Though the number of available courses has grown, enrollment lags in many of them, Stoops said. “No formal definition exists, but I would label a course undersubscribed if it had 50 or fewer classes offered statewide,” he said. “By this standard, North Carolina public schools had 208 undersubscribed high school courses in 2009-10, along with 65 undersubscribed middle school courses and 12 undersubscribed elementary school courses.”
Few people have focused attention on course offerings, Stoops said. “While class size, administrative personnel, and teacher compensation have dominated discussions about potential cuts to North Carolina’s K-12 budget, course offerings and electives have not been part of the discussion.”
“Little has been done to examine the claims from public school advocates and elected officials that elective courses have been in decline in an era of increasing accountability and testing mandates,” Stoops added. “Additionally, the public often takes the purported education benefits of elective courses for granted. Many North Carolinians believe multiple course offerings help reduce the number of school dropouts, and they trust that electives reinforce and enhance content taught in core subjects.”
The link between electives and dropouts “ultimately falls short,” Stoops said. “Graduation rates and test scores were not necessarily lower during periods when schools offered fewer electives,” he explained. “Likewise, student performance has not increased in concert with the dramatic rise in electives over the last decade.”
Stoops cautions against targeting all elective courses for possible cutbacks. “A wholesale rejection of electives is not educationally sound,” he said. “Nevertheless, there must be close collaboration between core and elective teachers. In schools where such collaboration does not exist, electives may do little to enhance basic skills.”

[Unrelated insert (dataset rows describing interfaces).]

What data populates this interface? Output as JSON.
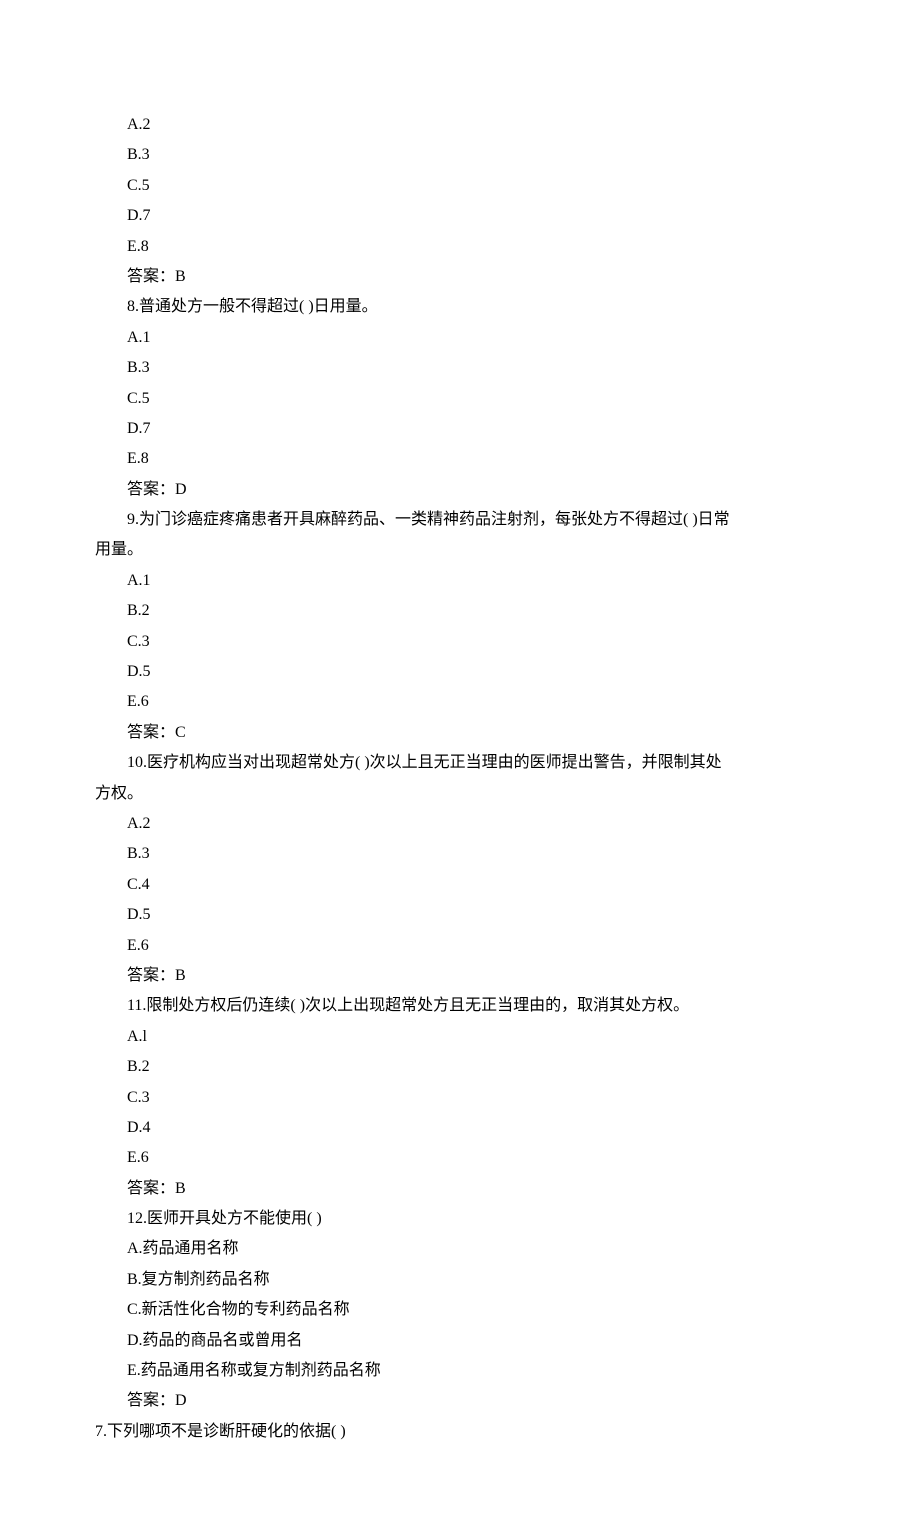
{
  "q7_continued": {
    "options": [
      "A.2",
      "B.3",
      "C.5",
      "D.7",
      "E.8"
    ],
    "answer": "答案：B"
  },
  "q8": {
    "stem": "8.普通处方一般不得超过(  )日用量。",
    "options": [
      "A.1",
      "B.3",
      "C.5",
      "D.7",
      "E.8"
    ],
    "answer": "答案：D"
  },
  "q9": {
    "stem_line1": "9.为门诊癌症疼痛患者开具麻醉药品、一类精神药品注射剂，每张处方不得超过(  )日常",
    "stem_line2": "用量。",
    "options": [
      "A.1",
      "B.2",
      "C.3",
      "D.5",
      "E.6"
    ],
    "answer": "答案：C"
  },
  "q10": {
    "stem_line1": "10.医疗机构应当对出现超常处方(  )次以上且无正当理由的医师提出警告，并限制其处",
    "stem_line2": "方权。",
    "options": [
      "A.2",
      "B.3",
      "C.4",
      "D.5",
      "E.6"
    ],
    "answer": "答案：B"
  },
  "q11": {
    "stem": "11.限制处方权后仍连续(  )次以上出现超常处方且无正当理由的，取消其处方权。",
    "options": [
      "A.l",
      "B.2",
      "C.3",
      "D.4",
      "E.6"
    ],
    "answer": "答案：B"
  },
  "q12": {
    "stem": "12.医师开具处方不能使用(  )",
    "options": [
      "A.药品通用名称",
      "B.复方制剂药品名称",
      "C.新活性化合物的专利药品名称",
      "D.药品的商品名或曾用名",
      "E.药品通用名称或复方制剂药品名称"
    ],
    "answer": "答案：D"
  },
  "q7_new": {
    "stem": "7.下列哪项不是诊断肝硬化的依据(    )"
  }
}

Recent court cases tied to education funding suggest that the statewide growth in elective courses has been linked to efforts to keep bright students from fleeing public schools, Stoops said.
“Put simply, the courts have concluded that state and local leaders rushed to provide electives in an attempt to maintain their client base at the expense of at-risk students.,” he said. “Unfortunately, the Wake County judge overseeing the school funding case has yet to question state officials about the vast expansion of courses and electives offered to public school students.”

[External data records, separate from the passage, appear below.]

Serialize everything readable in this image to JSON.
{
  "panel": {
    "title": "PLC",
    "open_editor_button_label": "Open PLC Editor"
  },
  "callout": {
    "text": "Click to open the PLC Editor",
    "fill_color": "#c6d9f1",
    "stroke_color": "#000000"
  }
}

North Carolina’s Basic Education Program sets out a list of courses that should be available to every student, Stoops said. “The last update of that program from 1994 recommended that high schools offer 56 electives,” he said. “While some are no longer consistent with the needs of North Carolina’s economy, those listed in areas such as math, science, and social studies provide a reasonable starting point for developing electives that meet the academic needs of students.”
Now is the time to tackle a statewide course audit, Stoops said. “When the need to save tax dollars is critical, it makes no sense to waste those dollars on courses that offer little educational benefit.”
Dr. Terry Stoops’ Spotlight report, “Elective Surgery: Budget deficits require elected officials to reassess course offerings,” is available at the JLF Web site. For more information, please contact Stoops at (919) 828-3876 or [email protected]. To arrange an interview, contact Mitch Kokai at (919) 306-8736 or [email protected].